Tag: adventure

“What an esteemed company of players” introducing Adrian ‘King’ Cole

“What an esteemed company of players” introducing Adrian ‘King’ Cole

Since I have populated my novels, The Merry Millionaire, and its sequel, Pomp and Circumstance with real life characters, whom my protagonists, Ronald Fry and Mervyn Watson, might easily have met along the way, let me introduce to you, Australian Pilot Officer, Adrian Cole, affectionately nicknamed, ‘King.’ I am proud to have included this brave man into my story, because he continued on to have an illustrious career in the Royal Australian Air Force, too long, I’m afraid to recount here, but well documented in the Wikipedia article.…

‘Le Dancing Dubois’

‘Le Dancing Dubois’

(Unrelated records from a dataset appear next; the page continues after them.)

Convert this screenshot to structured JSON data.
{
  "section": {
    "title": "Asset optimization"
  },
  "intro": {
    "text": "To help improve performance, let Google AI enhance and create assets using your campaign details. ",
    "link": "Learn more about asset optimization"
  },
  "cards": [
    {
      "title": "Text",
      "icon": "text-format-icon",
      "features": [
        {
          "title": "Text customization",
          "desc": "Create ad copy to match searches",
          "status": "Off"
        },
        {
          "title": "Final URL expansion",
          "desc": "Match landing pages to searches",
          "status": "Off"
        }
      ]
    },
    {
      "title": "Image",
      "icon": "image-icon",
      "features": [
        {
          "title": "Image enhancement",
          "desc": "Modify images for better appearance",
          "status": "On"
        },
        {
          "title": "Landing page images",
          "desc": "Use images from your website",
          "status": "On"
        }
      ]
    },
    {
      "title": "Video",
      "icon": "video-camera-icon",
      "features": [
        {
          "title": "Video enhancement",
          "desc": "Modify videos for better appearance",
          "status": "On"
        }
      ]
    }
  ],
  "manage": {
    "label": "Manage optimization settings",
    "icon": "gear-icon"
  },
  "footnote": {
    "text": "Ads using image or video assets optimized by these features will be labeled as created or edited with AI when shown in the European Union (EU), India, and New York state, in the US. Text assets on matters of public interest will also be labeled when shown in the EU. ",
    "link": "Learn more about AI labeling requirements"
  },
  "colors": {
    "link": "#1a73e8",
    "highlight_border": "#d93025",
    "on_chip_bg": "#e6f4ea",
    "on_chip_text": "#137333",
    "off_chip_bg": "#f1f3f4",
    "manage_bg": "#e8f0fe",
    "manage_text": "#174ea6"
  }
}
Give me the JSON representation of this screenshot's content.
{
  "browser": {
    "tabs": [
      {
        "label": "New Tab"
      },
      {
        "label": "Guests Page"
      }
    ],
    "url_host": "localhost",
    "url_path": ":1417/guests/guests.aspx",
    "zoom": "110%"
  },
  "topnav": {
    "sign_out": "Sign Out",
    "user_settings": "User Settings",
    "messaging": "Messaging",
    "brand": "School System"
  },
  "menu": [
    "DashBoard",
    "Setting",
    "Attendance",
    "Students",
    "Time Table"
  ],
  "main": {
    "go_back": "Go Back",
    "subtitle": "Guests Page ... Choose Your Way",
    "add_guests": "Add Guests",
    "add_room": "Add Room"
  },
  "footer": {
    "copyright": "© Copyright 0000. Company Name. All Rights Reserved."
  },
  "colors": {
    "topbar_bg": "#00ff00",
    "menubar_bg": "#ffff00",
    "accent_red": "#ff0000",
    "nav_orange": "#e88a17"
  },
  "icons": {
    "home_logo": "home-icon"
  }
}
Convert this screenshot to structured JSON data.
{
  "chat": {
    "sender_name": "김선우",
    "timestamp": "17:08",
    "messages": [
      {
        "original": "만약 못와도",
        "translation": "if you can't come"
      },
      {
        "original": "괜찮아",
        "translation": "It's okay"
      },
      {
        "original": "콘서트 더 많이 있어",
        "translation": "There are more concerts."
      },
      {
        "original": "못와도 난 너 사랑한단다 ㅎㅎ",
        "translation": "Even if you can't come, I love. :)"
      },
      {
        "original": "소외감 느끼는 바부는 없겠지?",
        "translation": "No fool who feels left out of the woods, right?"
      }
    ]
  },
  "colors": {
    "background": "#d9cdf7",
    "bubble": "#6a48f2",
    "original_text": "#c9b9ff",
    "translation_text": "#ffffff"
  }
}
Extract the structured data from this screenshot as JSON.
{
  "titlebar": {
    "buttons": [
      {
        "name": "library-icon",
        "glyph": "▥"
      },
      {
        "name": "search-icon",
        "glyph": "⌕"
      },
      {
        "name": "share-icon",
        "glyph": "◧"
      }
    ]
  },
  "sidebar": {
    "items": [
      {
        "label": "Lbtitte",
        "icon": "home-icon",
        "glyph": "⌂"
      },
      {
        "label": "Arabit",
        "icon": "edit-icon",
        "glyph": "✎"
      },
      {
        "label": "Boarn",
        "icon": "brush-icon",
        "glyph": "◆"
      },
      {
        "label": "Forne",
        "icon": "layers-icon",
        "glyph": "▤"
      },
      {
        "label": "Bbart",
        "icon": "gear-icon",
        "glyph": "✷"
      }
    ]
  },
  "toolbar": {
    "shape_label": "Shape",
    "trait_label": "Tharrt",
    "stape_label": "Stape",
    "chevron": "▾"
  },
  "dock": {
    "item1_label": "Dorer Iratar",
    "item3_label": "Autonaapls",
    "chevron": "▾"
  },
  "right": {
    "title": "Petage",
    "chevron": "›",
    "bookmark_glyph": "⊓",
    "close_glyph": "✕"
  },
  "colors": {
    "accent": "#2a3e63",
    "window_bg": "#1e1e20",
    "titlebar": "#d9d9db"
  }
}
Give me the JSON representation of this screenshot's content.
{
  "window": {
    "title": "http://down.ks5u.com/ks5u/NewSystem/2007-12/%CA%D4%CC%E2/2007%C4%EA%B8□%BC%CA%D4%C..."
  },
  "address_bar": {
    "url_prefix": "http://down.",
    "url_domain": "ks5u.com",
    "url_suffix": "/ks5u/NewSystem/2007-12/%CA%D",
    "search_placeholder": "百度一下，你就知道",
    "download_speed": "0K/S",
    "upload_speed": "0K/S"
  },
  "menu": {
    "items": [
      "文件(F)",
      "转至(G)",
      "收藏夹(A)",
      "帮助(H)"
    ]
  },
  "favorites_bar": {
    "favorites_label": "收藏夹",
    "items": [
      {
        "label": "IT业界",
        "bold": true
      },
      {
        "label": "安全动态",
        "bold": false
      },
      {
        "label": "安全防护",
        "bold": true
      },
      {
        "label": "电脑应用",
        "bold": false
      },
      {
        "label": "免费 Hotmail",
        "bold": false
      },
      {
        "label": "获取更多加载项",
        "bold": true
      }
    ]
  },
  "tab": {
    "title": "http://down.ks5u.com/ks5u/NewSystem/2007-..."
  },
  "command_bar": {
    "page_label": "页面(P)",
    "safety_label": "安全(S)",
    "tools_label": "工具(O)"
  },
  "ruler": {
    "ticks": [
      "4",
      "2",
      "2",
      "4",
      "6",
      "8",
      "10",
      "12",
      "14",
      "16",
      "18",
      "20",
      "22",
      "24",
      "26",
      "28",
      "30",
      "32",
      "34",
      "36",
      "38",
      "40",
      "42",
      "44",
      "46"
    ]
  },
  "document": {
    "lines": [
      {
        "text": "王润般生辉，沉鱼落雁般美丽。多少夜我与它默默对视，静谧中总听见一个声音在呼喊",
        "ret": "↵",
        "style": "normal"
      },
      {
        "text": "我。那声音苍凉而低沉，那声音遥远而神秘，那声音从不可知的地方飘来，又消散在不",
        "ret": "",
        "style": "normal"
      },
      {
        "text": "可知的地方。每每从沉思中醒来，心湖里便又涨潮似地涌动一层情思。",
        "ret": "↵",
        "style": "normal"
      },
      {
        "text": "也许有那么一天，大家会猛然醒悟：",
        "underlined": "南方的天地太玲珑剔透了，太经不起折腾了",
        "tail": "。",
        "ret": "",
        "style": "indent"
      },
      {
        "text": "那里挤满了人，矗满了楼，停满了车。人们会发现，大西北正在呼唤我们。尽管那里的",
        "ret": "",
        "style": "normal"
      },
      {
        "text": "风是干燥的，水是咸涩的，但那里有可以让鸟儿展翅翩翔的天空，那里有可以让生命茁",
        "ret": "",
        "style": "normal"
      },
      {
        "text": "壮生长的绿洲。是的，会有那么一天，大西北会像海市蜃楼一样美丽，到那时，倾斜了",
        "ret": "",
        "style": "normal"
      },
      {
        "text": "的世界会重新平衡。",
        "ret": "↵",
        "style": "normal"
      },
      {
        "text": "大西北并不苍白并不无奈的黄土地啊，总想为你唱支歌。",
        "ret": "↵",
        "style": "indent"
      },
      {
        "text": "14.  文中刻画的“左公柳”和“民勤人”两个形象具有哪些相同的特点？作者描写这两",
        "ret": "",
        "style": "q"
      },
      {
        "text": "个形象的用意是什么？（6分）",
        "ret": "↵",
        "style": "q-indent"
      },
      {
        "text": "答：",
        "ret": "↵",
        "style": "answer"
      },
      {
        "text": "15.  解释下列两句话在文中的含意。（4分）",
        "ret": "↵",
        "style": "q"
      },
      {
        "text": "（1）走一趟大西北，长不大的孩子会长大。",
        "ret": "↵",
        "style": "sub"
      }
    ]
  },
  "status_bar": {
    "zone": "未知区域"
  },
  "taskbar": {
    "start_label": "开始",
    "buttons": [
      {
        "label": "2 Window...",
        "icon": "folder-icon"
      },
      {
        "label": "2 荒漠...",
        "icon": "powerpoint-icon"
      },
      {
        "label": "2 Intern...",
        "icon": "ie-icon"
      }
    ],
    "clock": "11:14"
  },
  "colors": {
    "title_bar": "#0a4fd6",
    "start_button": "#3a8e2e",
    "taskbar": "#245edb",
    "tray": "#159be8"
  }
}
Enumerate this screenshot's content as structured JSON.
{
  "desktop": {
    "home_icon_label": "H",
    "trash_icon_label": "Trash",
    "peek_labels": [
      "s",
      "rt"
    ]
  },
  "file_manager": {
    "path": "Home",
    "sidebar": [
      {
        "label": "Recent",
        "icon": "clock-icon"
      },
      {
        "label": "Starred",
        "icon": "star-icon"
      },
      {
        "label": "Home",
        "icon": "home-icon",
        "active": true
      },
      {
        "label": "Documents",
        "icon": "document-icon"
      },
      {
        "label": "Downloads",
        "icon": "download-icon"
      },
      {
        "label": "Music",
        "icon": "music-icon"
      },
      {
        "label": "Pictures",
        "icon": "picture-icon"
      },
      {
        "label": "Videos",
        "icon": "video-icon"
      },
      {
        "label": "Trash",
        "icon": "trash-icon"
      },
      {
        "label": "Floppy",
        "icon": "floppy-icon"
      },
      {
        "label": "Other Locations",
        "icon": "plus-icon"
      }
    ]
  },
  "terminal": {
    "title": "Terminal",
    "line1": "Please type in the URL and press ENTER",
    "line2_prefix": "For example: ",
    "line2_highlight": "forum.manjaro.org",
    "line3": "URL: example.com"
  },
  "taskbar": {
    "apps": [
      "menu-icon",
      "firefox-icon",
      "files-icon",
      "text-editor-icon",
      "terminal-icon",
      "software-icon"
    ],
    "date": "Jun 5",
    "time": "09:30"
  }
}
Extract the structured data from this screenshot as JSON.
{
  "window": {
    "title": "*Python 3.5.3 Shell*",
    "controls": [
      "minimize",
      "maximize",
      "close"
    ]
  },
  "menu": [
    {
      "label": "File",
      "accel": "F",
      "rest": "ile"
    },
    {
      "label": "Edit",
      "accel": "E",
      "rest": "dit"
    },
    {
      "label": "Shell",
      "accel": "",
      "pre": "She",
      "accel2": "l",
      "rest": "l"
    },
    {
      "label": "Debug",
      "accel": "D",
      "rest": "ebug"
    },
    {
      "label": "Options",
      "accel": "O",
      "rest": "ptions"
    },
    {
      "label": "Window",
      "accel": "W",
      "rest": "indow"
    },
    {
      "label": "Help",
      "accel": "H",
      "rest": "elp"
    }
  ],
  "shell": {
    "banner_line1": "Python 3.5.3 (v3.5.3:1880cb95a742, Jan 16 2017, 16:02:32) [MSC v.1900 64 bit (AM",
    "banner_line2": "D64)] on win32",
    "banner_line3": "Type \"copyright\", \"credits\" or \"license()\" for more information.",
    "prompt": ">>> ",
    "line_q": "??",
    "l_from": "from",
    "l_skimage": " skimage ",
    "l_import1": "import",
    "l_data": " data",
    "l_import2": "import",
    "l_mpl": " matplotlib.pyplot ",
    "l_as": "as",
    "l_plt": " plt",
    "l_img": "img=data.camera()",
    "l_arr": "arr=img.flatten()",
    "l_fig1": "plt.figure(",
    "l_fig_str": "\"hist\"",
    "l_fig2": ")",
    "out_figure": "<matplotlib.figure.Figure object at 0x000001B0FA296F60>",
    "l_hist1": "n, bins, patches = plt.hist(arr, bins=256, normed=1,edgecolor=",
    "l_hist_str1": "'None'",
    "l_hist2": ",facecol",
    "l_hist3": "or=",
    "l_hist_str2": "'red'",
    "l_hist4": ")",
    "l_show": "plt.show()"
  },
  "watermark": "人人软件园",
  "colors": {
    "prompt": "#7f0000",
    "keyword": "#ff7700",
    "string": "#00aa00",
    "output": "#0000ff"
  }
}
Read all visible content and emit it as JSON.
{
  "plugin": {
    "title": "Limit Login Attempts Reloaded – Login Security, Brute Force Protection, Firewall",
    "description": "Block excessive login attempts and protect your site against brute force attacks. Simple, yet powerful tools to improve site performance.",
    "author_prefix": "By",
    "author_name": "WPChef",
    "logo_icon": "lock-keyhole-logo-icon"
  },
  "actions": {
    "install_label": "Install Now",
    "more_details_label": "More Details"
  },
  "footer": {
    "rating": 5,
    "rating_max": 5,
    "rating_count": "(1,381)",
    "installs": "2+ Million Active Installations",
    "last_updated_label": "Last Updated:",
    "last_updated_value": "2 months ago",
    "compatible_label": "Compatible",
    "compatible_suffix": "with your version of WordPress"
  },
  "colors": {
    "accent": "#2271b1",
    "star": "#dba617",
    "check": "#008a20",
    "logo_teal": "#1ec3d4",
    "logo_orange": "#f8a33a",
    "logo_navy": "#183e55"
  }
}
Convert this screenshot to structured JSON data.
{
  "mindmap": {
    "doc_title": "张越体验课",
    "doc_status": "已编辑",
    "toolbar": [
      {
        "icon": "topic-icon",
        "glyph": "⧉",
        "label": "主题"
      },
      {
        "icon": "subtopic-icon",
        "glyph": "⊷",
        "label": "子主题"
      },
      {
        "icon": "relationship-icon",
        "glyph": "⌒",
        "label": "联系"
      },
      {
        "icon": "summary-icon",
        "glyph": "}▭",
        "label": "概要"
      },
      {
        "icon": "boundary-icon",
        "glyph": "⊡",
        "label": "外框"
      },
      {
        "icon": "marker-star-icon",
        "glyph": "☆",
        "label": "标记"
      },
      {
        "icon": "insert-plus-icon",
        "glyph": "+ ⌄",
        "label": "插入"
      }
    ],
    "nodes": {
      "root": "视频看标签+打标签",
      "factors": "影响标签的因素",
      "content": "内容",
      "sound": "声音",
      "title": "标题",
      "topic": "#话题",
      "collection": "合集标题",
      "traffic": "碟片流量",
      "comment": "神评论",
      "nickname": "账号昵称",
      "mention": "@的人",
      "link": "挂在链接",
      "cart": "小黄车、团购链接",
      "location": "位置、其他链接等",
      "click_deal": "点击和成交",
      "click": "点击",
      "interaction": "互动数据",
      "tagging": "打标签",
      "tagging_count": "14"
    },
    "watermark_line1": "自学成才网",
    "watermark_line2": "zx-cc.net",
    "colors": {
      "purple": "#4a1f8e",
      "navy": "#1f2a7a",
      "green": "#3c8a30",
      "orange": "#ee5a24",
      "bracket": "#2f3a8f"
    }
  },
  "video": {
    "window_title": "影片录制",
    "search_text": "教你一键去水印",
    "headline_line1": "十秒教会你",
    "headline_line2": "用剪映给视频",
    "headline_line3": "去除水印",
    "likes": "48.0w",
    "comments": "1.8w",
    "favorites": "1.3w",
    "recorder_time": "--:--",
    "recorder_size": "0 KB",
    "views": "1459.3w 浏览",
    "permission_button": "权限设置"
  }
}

After a day sightseeing, Ron and Mervyn, characters in The Merry Millionaire, hear about a notorious nightclub in the old town, and decide to give it a go, although Ron thinks it could be a bit too gay for the likes of him, seeing he is close to his forty seventh birthday. Known as ‘Les Dancing Dubois,’ apparently it is popular with young French and German sailors, which certainly has whetted our pair’s appetite.…

S.S. Orontes: Thirty three years of tireless service

S.S. Orontes: Thirty three years of tireless service

I am extremely lucky to have in my possession a souvenir saved by Mervyn Watson after his voyage to Egypt on S.S. Orontes with Captain Fry, my Merry Millionaire character from my novel of the same name. The memento consists of the wallet given to the young chap on his boarding the ship on that bleary January morning back in 1937.…

Freddy Farouk puts in an appearance.

Freddy Farouk puts in an appearance.

Having had the briefest of encounters with Egyptian Royalty towards the end of my novel ‘The Merry Millionaire,’ by sheer coincidence, on Saturday 27th February, 1937, my principle characters, Ron and Mervyn, in the sequel, namely, ‘Pomp and Circumstance,’ happen to share their return voyage from Egypt on the ‘Viceroy of India’ with young King Farouk. …

How ‘Durra Durra’ got its name.

How ‘Durra Durra’ got its name.

A sample chapter from Durra Durra by J.A. Wells: One evening, during their exploration along the river, Hume and Hovell happened upon a bend, where the stream was wide and strong, tumbling over rocks and boulders. It looked a likely spot to set up camp and they pitched the tents for the night. In the morning, Hume woke early and went to the riverbank to wash and shave. While he balanced his mirror on a rock, he caught site, in the reflection, a group of aborigines watching him.…